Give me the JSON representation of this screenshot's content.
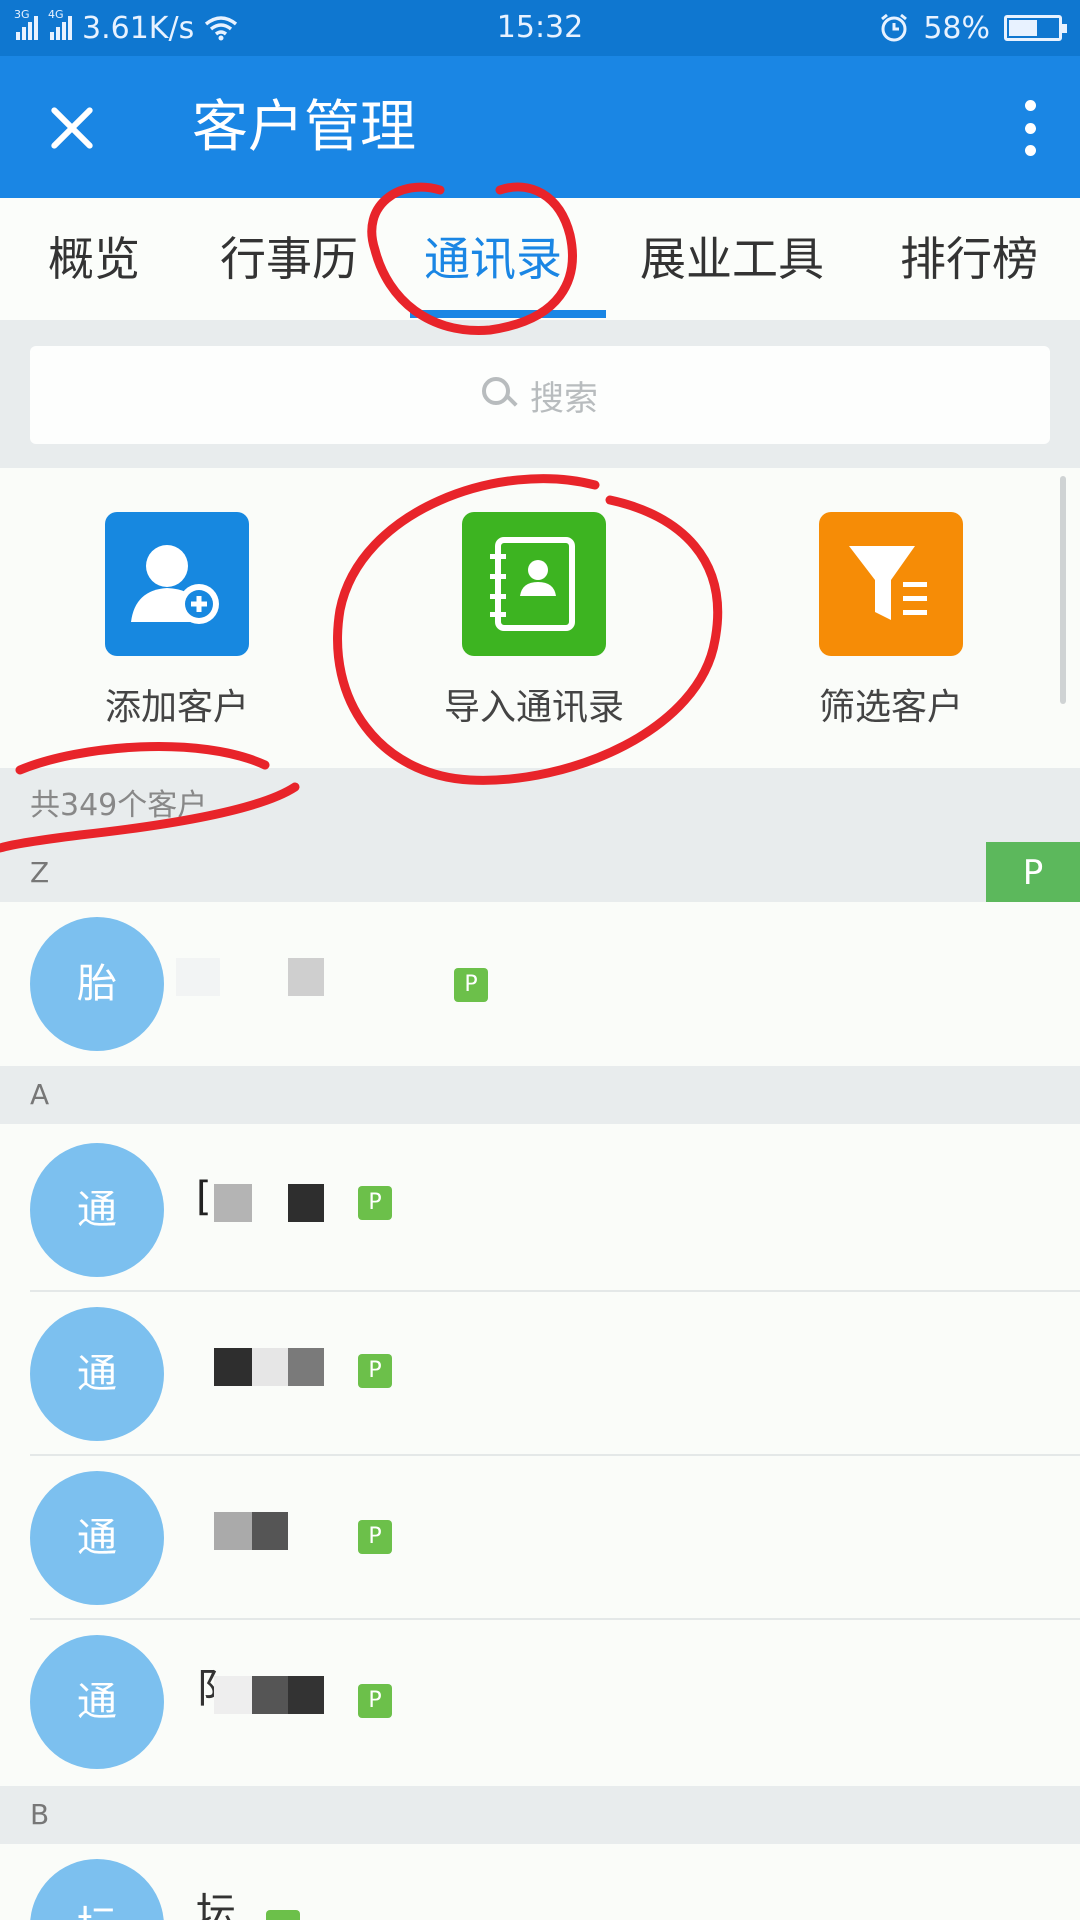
{
  "status_bar": {
    "network_1": "3G",
    "network_2": "4G",
    "speed": "3.61K/s",
    "time": "15:32",
    "battery": "58%",
    "battery_level": 0.58,
    "icons": [
      "signal-icon",
      "wifi-icon",
      "alarm-icon",
      "battery-icon"
    ]
  },
  "app_bar": {
    "title": "客户管理",
    "close_icon": "close-icon",
    "more_icon": "more-vertical-icon"
  },
  "tabs": [
    {
      "label": "概览",
      "active": false
    },
    {
      "label": "行事历",
      "active": false
    },
    {
      "label": "通讯录",
      "active": true
    },
    {
      "label": "展业工具",
      "active": false
    },
    {
      "label": "排行榜",
      "active": false
    }
  ],
  "search": {
    "placeholder": "搜索",
    "icon": "search-icon"
  },
  "quick_actions": [
    {
      "label": "添加客户",
      "icon": "add-user-icon",
      "color": "#1788e0"
    },
    {
      "label": "导入通讯录",
      "icon": "address-book-icon",
      "color": "#3db421"
    },
    {
      "label": "筛选客户",
      "icon": "filter-icon",
      "color": "#f68c06"
    }
  ],
  "customer_count": "共349个客户",
  "index_badge": "P",
  "sections": [
    {
      "letter": "Z",
      "contacts": [
        {
          "avatar": "胎",
          "name": "",
          "badge": "P"
        }
      ]
    },
    {
      "letter": "A",
      "contacts": [
        {
          "avatar": "通",
          "name": "[",
          "badge": "P"
        },
        {
          "avatar": "通",
          "name": "",
          "badge": "P"
        },
        {
          "avatar": "通",
          "name": "",
          "badge": "P"
        },
        {
          "avatar": "通",
          "name": "阝",
          "badge": "P"
        }
      ]
    },
    {
      "letter": "B",
      "contacts": [
        {
          "avatar": "坛",
          "name": "坛",
          "badge": ""
        }
      ]
    }
  ],
  "colors": {
    "primary": "#1a86e4",
    "status_bar": "#0f77d0",
    "avatar": "#7cc0ef",
    "badge_green": "#6cc04a",
    "annotation_red": "#e8242a"
  }
}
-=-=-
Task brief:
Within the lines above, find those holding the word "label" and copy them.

Response:
      "label": "概览",
      "label": "行事历",
      "label": "通讯录",
      "label": "展业工具",
      "label": "排行榜",
      "label": "添加客户",
      "label": "导入通讯录",
      "label": "筛选客户",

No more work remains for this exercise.